The council responded with a two-sentence statement that did not address any of the above matters.

“In response to your questions, all we can say at this stage is the Dunedin City Council remains in discussions with the receivers. We are not yet able to comment on the details, but will have more to say in due course,” the statement, attributed to a spokesperson, said.

All that was known of the council’s intentions was that a valuation had been sought and provided for the 42 hectares and a report went to Dunedin city councillors in October 2020, but it was not public and was discussed behind closed doors.

A request by RNZ for the report under the Local Government Official Information and Meetings Act was refused by the council.

In response, the council said withholding the information was necessary to maintain legal professional privilege, to enable the local authority to carry on without prejudice or disadvantage, and allow negotiation including commercial and industrial negotiations.

Plaman Resources paid more than $600,000 for the 42 hectares of land and more than $5 million for the mining company associated with the permits to take the diatomite.

The area covered by the mining permit is surrounded by 430 hectares of farmland.

Before going into receivership, Plaman Resources had applied to the Overseas Investment Office to buy the farm so it could mine the diatomite reserves under it.

Plaman had intended to use the fossil rich diatomite as an animal food supplement for pigs, chickens and turkeys.

That plan drew the ire of many, including former Prime Minister Helen Clark, which led to the opposition to Plaman’s purchase of the surrounding farmland and ultimately its demise.

It also led to the creation of the Save Foulden Maar action group.

Group spokesperson Shane Loader said the wait for news on the site was frustrating.

“We don’t know really what’s holding it up – we can only guess,” he said.

“We think it’s probably a dispute on the value of the land.”

In the meantime scientists had been refused access to the site, and the public was no clearer on the future of a site of huge significance, he said.

“I don’t know why the DCC is being so untransparent about it,” he said.

“They may have their reasons.

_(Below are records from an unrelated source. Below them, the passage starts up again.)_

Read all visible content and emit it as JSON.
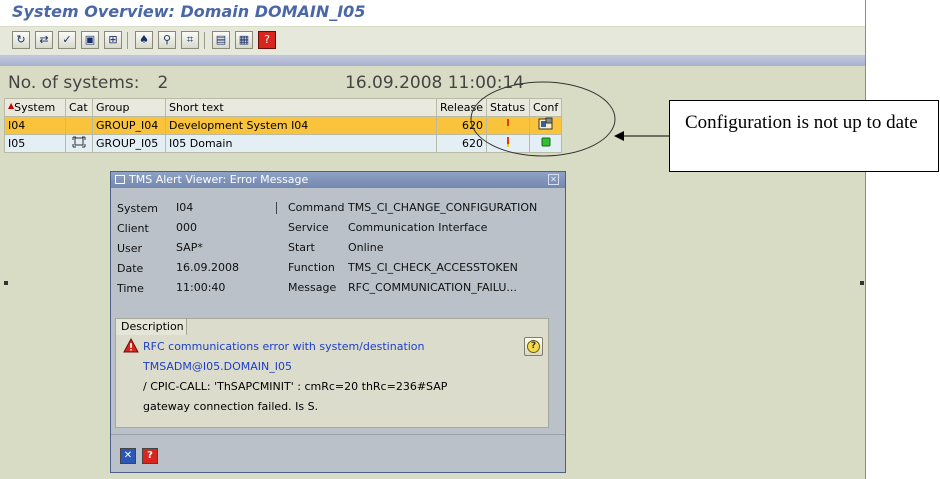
{
  "window": {
    "title": "System Overview: Domain DOMAIN_I05"
  },
  "toolbar": {
    "buttons": [
      {
        "icon": "refresh-icon",
        "glyph": "↻"
      },
      {
        "icon": "hierarchy-icon",
        "glyph": "⇄"
      },
      {
        "icon": "check-icon",
        "glyph": "✓"
      },
      {
        "icon": "lock-icon",
        "glyph": "▣"
      },
      {
        "icon": "tree-icon",
        "glyph": "⊞"
      },
      {
        "icon": "hat-icon",
        "glyph": "♠"
      },
      {
        "icon": "person-icon",
        "glyph": "⚲"
      },
      {
        "icon": "screen-icon",
        "glyph": "⌗"
      },
      {
        "icon": "layout-icon",
        "glyph": "▤"
      },
      {
        "icon": "grid-icon",
        "glyph": "▦"
      },
      {
        "icon": "help-icon",
        "glyph": "?"
      }
    ]
  },
  "summary": {
    "label": "No. of systems:",
    "count": "2",
    "timestamp": "16.09.2008 11:00:14"
  },
  "table": {
    "columns": [
      "System",
      "Cat",
      "Group",
      "Short text",
      "Release",
      "Status",
      "Conf"
    ],
    "rows": [
      {
        "system": "I04",
        "cat": "",
        "group": "GROUP_I04",
        "short_text": "Development System I04",
        "release": "620",
        "status_icon": "status-warning-icon",
        "conf_icon": "config-outdated-icon"
      },
      {
        "system": "I05",
        "cat": "domain-controller-icon",
        "group": "GROUP_I05",
        "short_text": "I05 Domain",
        "release": "620",
        "status_icon": "status-warning-icon",
        "conf_icon": "config-ok-icon"
      }
    ]
  },
  "annotation": {
    "text": "Configuration is not up to date"
  },
  "dialog": {
    "title": "TMS Alert Viewer: Error Message",
    "left": [
      {
        "label": "System",
        "value": "I04"
      },
      {
        "label": "Client",
        "value": "000"
      },
      {
        "label": "User",
        "value": "SAP*"
      },
      {
        "label": "Date",
        "value": "16.09.2008"
      },
      {
        "label": "Time",
        "value": "11:00:40"
      }
    ],
    "right": [
      {
        "label": "Command",
        "value": "TMS_CI_CHANGE_CONFIGURATION"
      },
      {
        "label": "Service",
        "value": "Communication Interface"
      },
      {
        "label": "Start",
        "value": "Online"
      },
      {
        "label": "Function",
        "value": "TMS_CI_CHECK_ACCESSTOKEN"
      },
      {
        "label": "Message",
        "value": "RFC_COMMUNICATION_FAILU..."
      }
    ],
    "description": {
      "tab": "Description",
      "lines": [
        "RFC communications error with system/destination",
        "TMSADM@I05.DOMAIN_I05",
        "/ CPIC-CALL: 'ThSAPCMINIT' : cmRc=20 thRc=236#SAP",
        "gateway connection failed. Is S."
      ]
    }
  },
  "colors": {
    "title_text": "#4a67a6",
    "selected_row": "#f9c33b",
    "row_alt": "#e4eef5",
    "dialog_bg": "#bac1c9",
    "desc_link": "#1d3fc4"
  }
}
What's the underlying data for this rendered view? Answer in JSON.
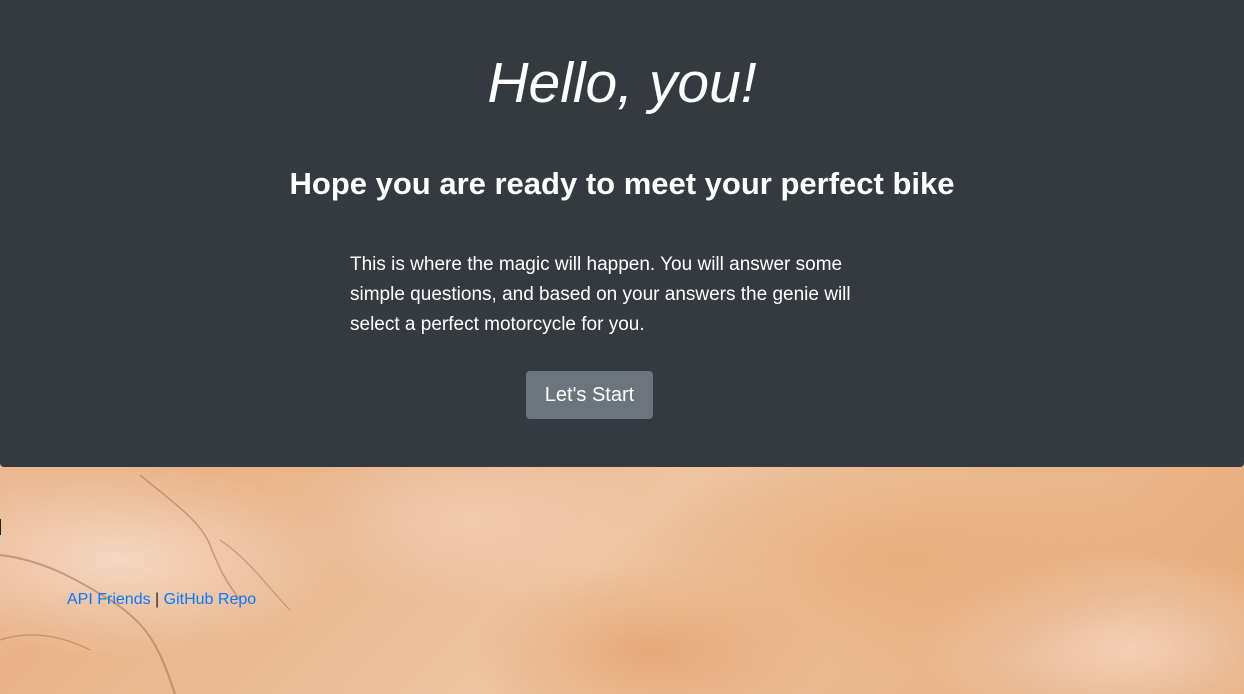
{
  "hero": {
    "title": "Hello, you!",
    "subtitle": "Hope you are ready to meet your perfect bike",
    "description": "This is where the magic will happen. You will answer some simple questions, and based on your answers the genie will select a perfect motorcycle for you.",
    "start_button_label": "Let's Start"
  },
  "footer": {
    "links": [
      {
        "label": "API Friends"
      },
      {
        "label": "GitHub Repo"
      }
    ],
    "separator": "|"
  },
  "colors": {
    "hero_background": "#343a40",
    "button_background": "#6c757d",
    "link": "#007bff"
  }
}
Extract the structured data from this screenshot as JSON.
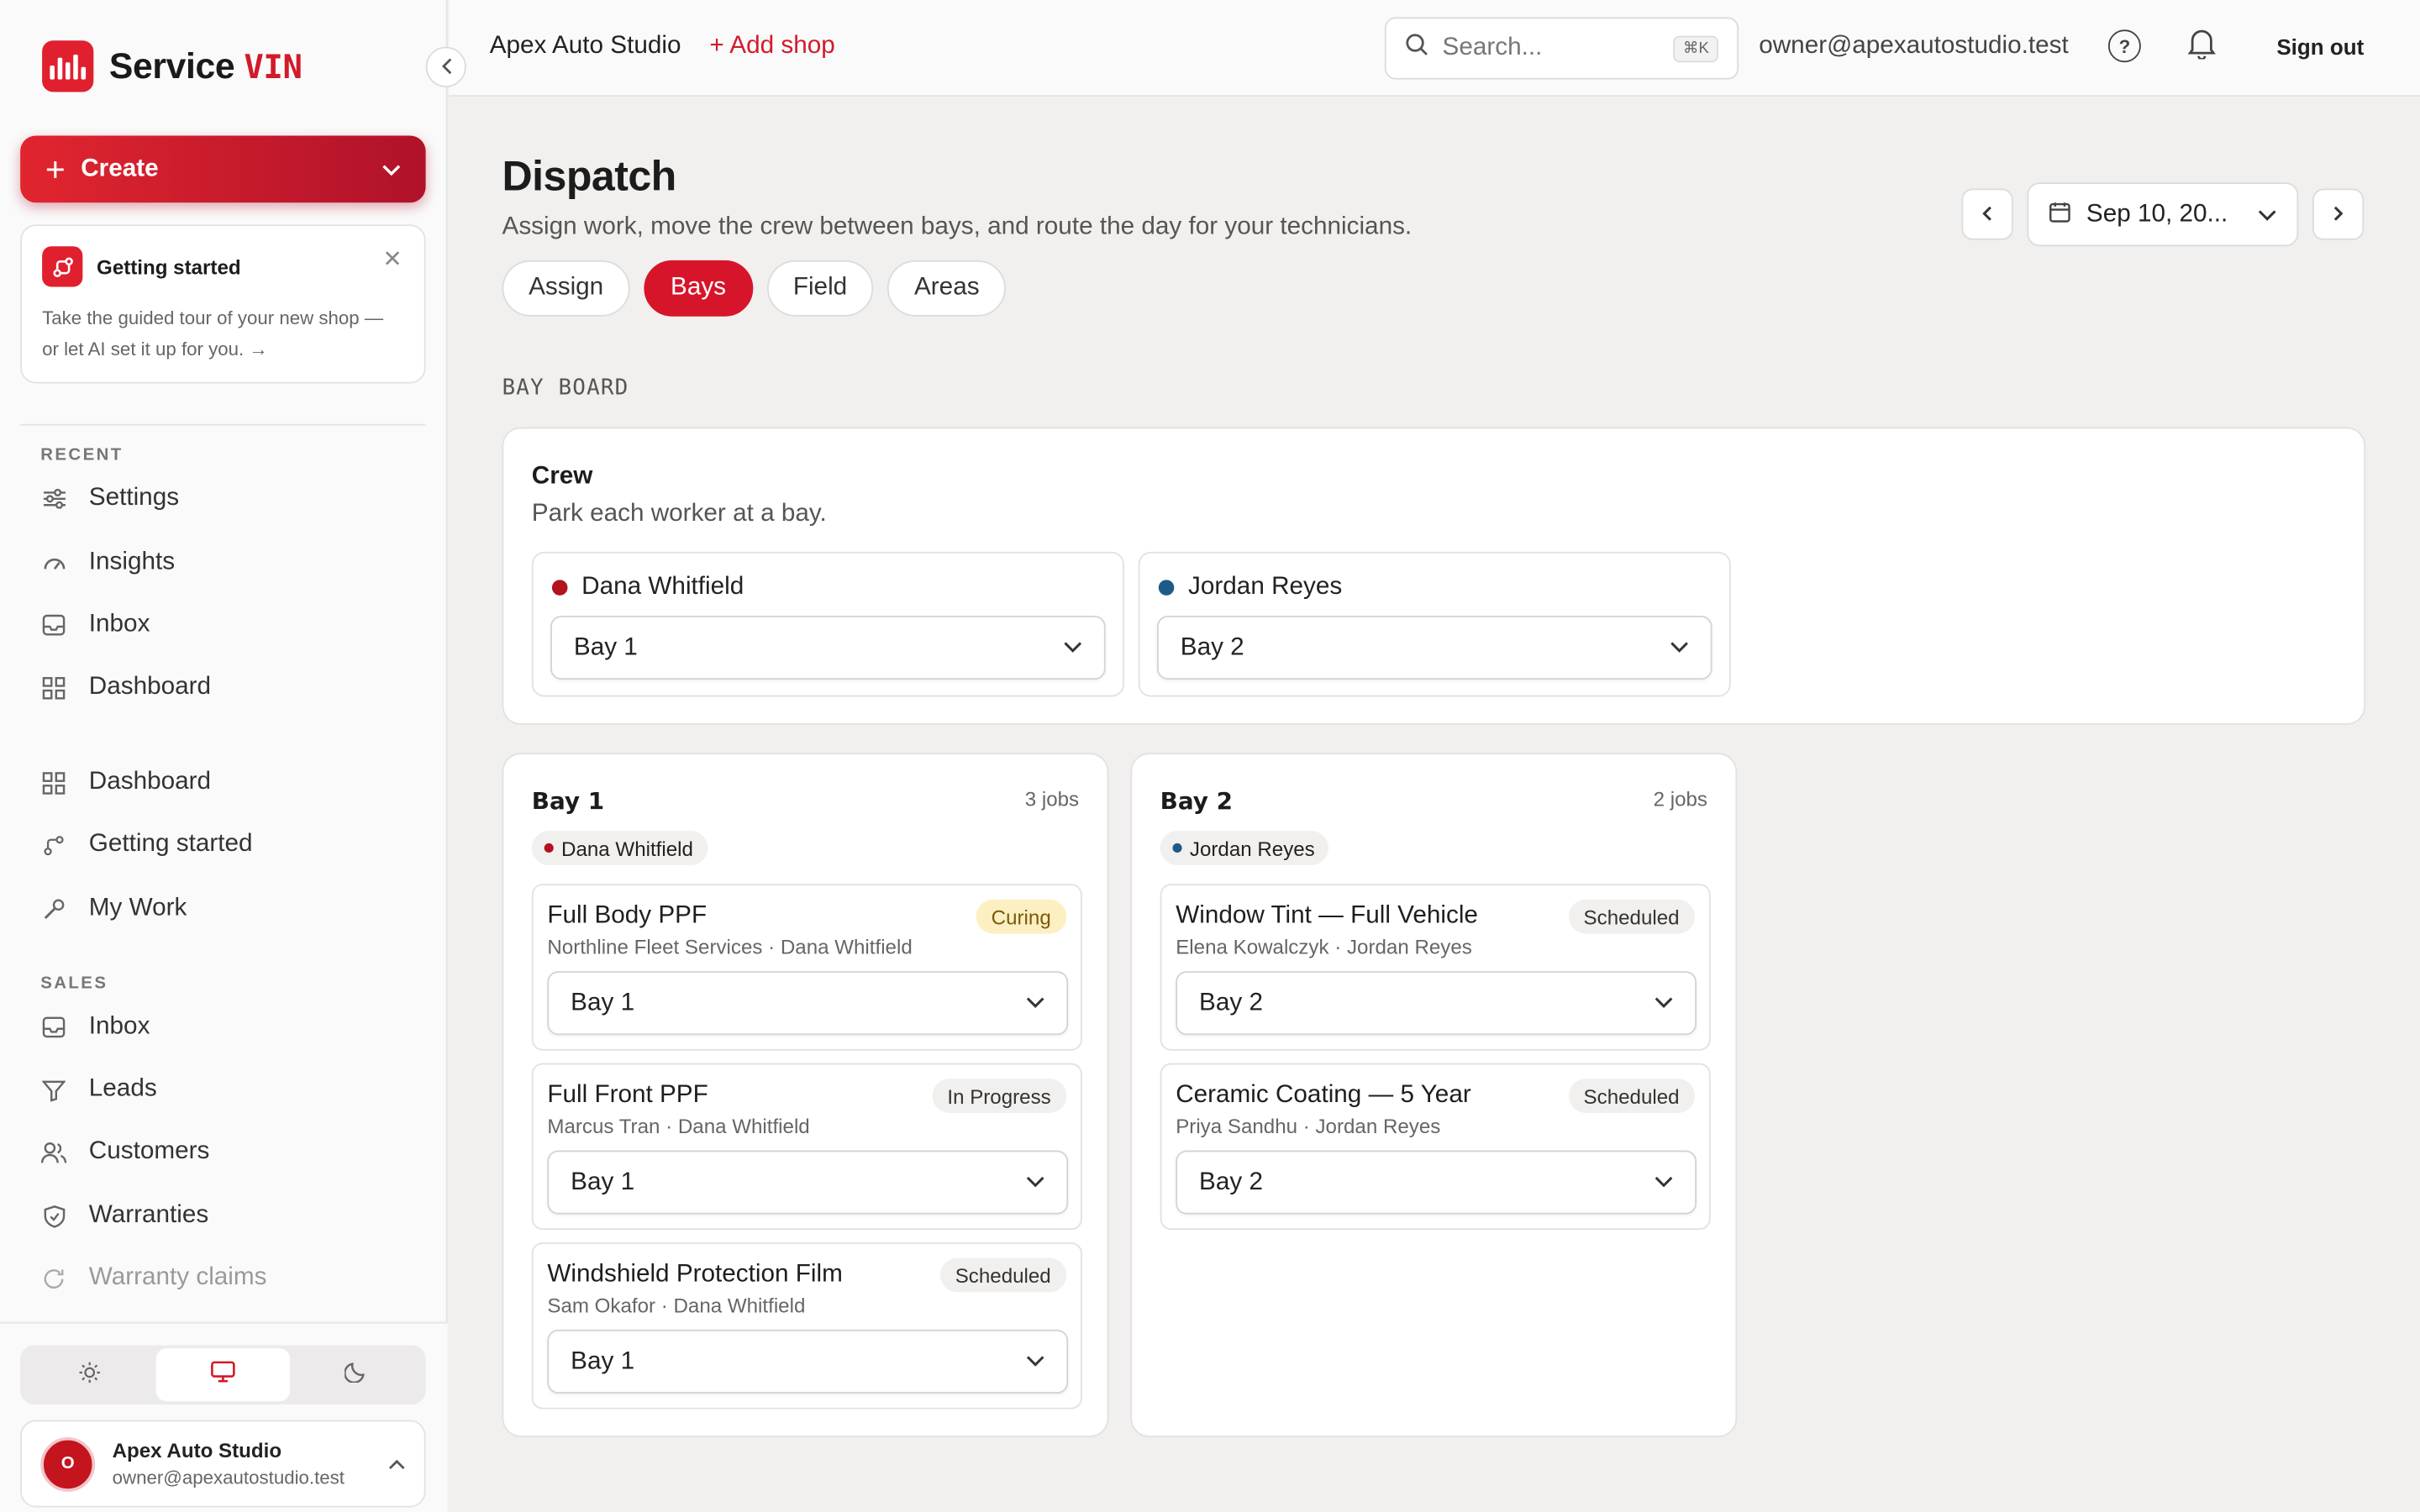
{
  "sidebar": {
    "brand": "Service",
    "brand_suffix": "VIN",
    "create_label": "Create",
    "getting_started": {
      "title": "Getting started",
      "description": "Take the guided tour of your new shop — or let AI set it up for you. →"
    },
    "recent_label": "RECENT",
    "recent_items": [
      {
        "label": "Settings",
        "icon": "sliders-icon"
      },
      {
        "label": "Insights",
        "icon": "gauge-icon"
      },
      {
        "label": "Inbox",
        "icon": "inbox-icon"
      },
      {
        "label": "Dashboard",
        "icon": "grid-icon"
      }
    ],
    "main_items": [
      {
        "label": "Dashboard",
        "icon": "grid-icon"
      },
      {
        "label": "Getting started",
        "icon": "route-icon"
      },
      {
        "label": "My Work",
        "icon": "wrench-icon"
      }
    ],
    "sales_label": "SALES",
    "sales_items": [
      {
        "label": "Inbox",
        "icon": "inbox-icon"
      },
      {
        "label": "Leads",
        "icon": "filter-icon"
      },
      {
        "label": "Customers",
        "icon": "users-icon"
      },
      {
        "label": "Warranties",
        "icon": "shield-icon"
      },
      {
        "label": "Warranty claims",
        "icon": "refresh-icon"
      }
    ],
    "theme_options": [
      "light",
      "system",
      "dark"
    ],
    "theme_selected": "system",
    "account": {
      "initial": "O",
      "name": "Apex Auto Studio",
      "email": "owner@apexautostudio.test"
    }
  },
  "topbar": {
    "shop_name": "Apex Auto Studio",
    "add_shop": "+ Add shop",
    "search_placeholder": "Search...",
    "search_shortcut": "⌘K",
    "user_email": "owner@apexautostudio.test",
    "sign_out": "Sign out"
  },
  "main": {
    "title": "Dispatch",
    "subtitle": "Assign work, move the crew between bays, and route the day for your technicians.",
    "tabs": [
      {
        "label": "Assign",
        "active": false
      },
      {
        "label": "Bays",
        "active": true
      },
      {
        "label": "Field",
        "active": false
      },
      {
        "label": "Areas",
        "active": false
      }
    ],
    "date": "Sep 10, 20...",
    "board_label": "BAY BOARD",
    "crew": {
      "title": "Crew",
      "subtitle": "Park each worker at a bay.",
      "workers": [
        {
          "name": "Dana Whitfield",
          "color": "#b3121f",
          "bay": "Bay 1"
        },
        {
          "name": "Jordan Reyes",
          "color": "#1d5a87",
          "bay": "Bay 2"
        }
      ]
    },
    "bays": [
      {
        "name": "Bay 1",
        "jobs_count": "3 jobs",
        "worker": "Dana Whitfield",
        "worker_color": "#b3121f",
        "jobs": [
          {
            "title": "Full Body PPF",
            "meta": "Northline Fleet Services · Dana Whitfield",
            "status": "Curing",
            "bay": "Bay 1"
          },
          {
            "title": "Full Front PPF",
            "meta": "Marcus Tran · Dana Whitfield",
            "status": "In Progress",
            "bay": "Bay 1"
          },
          {
            "title": "Windshield Protection Film",
            "meta": "Sam Okafor · Dana Whitfield",
            "status": "Scheduled",
            "bay": "Bay 1"
          }
        ]
      },
      {
        "name": "Bay 2",
        "jobs_count": "2 jobs",
        "worker": "Jordan Reyes",
        "worker_color": "#1d5a87",
        "jobs": [
          {
            "title": "Window Tint — Full Vehicle",
            "meta": "Elena Kowalczyk · Jordan Reyes",
            "status": "Scheduled",
            "bay": "Bay 2"
          },
          {
            "title": "Ceramic Coating — 5 Year",
            "meta": "Priya Sandhu · Jordan Reyes",
            "status": "Scheduled",
            "bay": "Bay 2"
          }
        ]
      }
    ]
  },
  "colors": {
    "accent": "#d7152a",
    "background": "#f1f0ee",
    "curing_badge": "#fcefc2"
  }
}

They’re probably a little bit worried about invoking the Public Works Act as you’re basically seizing private property … so I’m wondering if they got cold feet.

“But the land as a mining venture is a poisoned chalice … and I don’t think another mining venture is going to take the risk to try and mine this diatomite.”

Access for scientists was key, especially considering the information it might provide on future climate change, Loader said.